Lear.Pray, do not mock me:

I am a very foolish fond old man,

Fourscore and upward, not an hour more or less;

And, to deal plainly,

I fear I am not in my perfect mind.

Methinks I should know you and know this man;

Yet I am doubtful: for I am mainly ignorant

What place this is, and all the skill I have

Remembers not these garments; nor I know not

Where I did lodge last night. Do not laugh at me;

For, as I am a man, I think this lady

To be my child Cordelia.

Cor.And so I am, I am.

Lear.Be your tears wet? Yes, faith. I pray, weep not:

If you have poison for me, I will drink it.

I know you do not love me; for your sisters

Have, as I do remember, done me wrong:

You have some cause, they have not.

Cor.No cause, no cause.

Lear.Am I in France?

Kent.In your own kingdom, sir.

Lear.Do not abuse me.

Doc.Be comforted, good madam; the great rage,

You see, is kill’d in him; and yet it is danger

To make him even o’er the time he has lost.

Desire him to go in; trouble him no more

Till further settling.

Cor.Will ’t please your highness walk?

Lear.You must bear with me.

Pray you now, forget and forgive: I am old and foolish.[Exeunt LEAR, CORDELIA, Doctor, and Attendants.

Gent.Holds it true, sir, that the Duke of

Cornwall was so slain?

Kent.Most certain, sir.

Gent.Who is conductor of his people?

Kent.As ’tis said, the bastard son of Gloucester.

Gent.They say Edgar, his banished son, is with the Earl of Kent in Germany.

Kent.Report is changeable. ’Tis time to look about; the powers of the kingdom approach apace.

Gent.The arbitrement is like to be bloody.
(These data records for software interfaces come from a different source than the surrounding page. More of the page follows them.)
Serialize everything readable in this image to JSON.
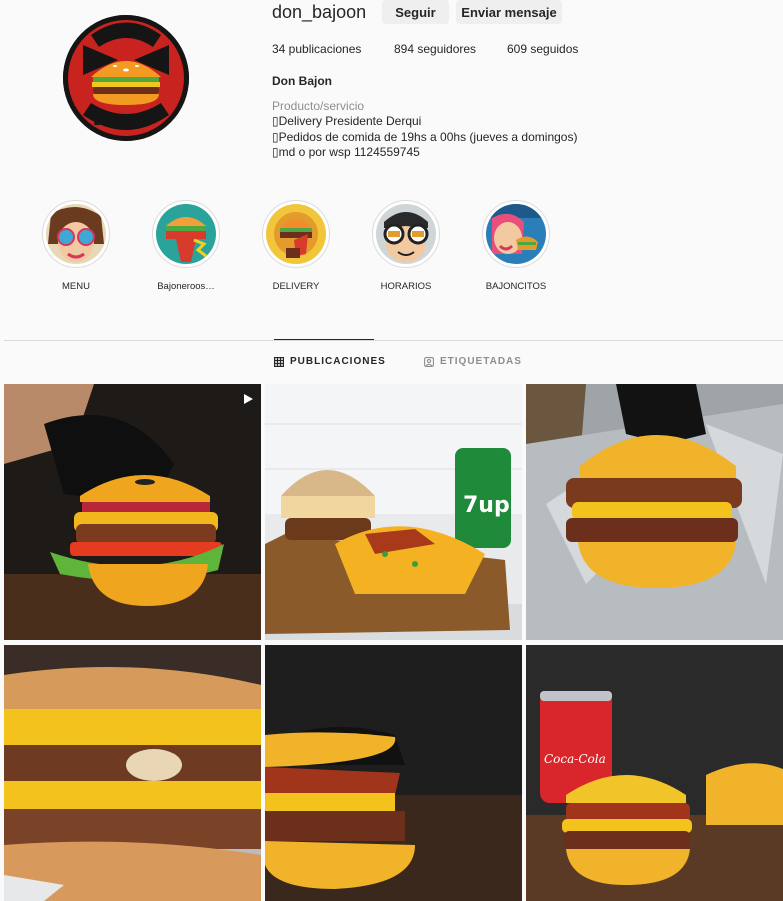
{
  "profile": {
    "username": "don_bajoon",
    "follow_label": "Seguir",
    "message_label": "Enviar mensaje",
    "posts_count": "34 publicaciones",
    "followers_count": "894 seguidores",
    "following_count": "609 seguidos",
    "full_name": "Don Bajon",
    "category": "Producto/servicio",
    "bio_lines": [
      "Delivery Presidente Derqui",
      "Pedidos de comida de 19hs a 00hs (jueves a domingos)",
      "md o por wsp 1124559745"
    ]
  },
  "highlights": [
    {
      "label": "MENU",
      "icon": "pop-art-woman-sunglasses"
    },
    {
      "label": "Bajoneroos…",
      "icon": "burger-character"
    },
    {
      "label": "DELIVERY",
      "icon": "delivery-burger"
    },
    {
      "label": "HORARIOS",
      "icon": "burger-goggles-character"
    },
    {
      "label": "BAJONCITOS",
      "icon": "woman-eating-burger"
    }
  ],
  "tabs": [
    {
      "label": "PUBLICACIONES",
      "icon": "grid-icon",
      "active": true
    },
    {
      "label": "ETIQUETADAS",
      "icon": "tagged-icon",
      "active": false
    }
  ],
  "posts": [
    {
      "subject": "cheeseburger held by gloved hand",
      "is_reel": true
    },
    {
      "subject": "burger with fries and 7up can"
    },
    {
      "subject": "double burger on foil with gloved hand"
    },
    {
      "subject": "cheeseburger close-up on foil"
    },
    {
      "subject": "bacon cheeseburger on wood"
    },
    {
      "subject": "burger with coca-cola can"
    }
  ],
  "brand_text": {
    "can_7up": "7up",
    "can_coke": "Coca-Cola"
  },
  "colors": {
    "background": "#fafafa",
    "button_bg": "#efefef",
    "text": "#262626",
    "muted": "#8e8e8e",
    "divider": "#dbdbdb"
  }
}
Fare you well, sir.[Exit.

Kent.My point and period will be throughly wrought,

Or well or ill, as this day’s battle’s fought.[Exit.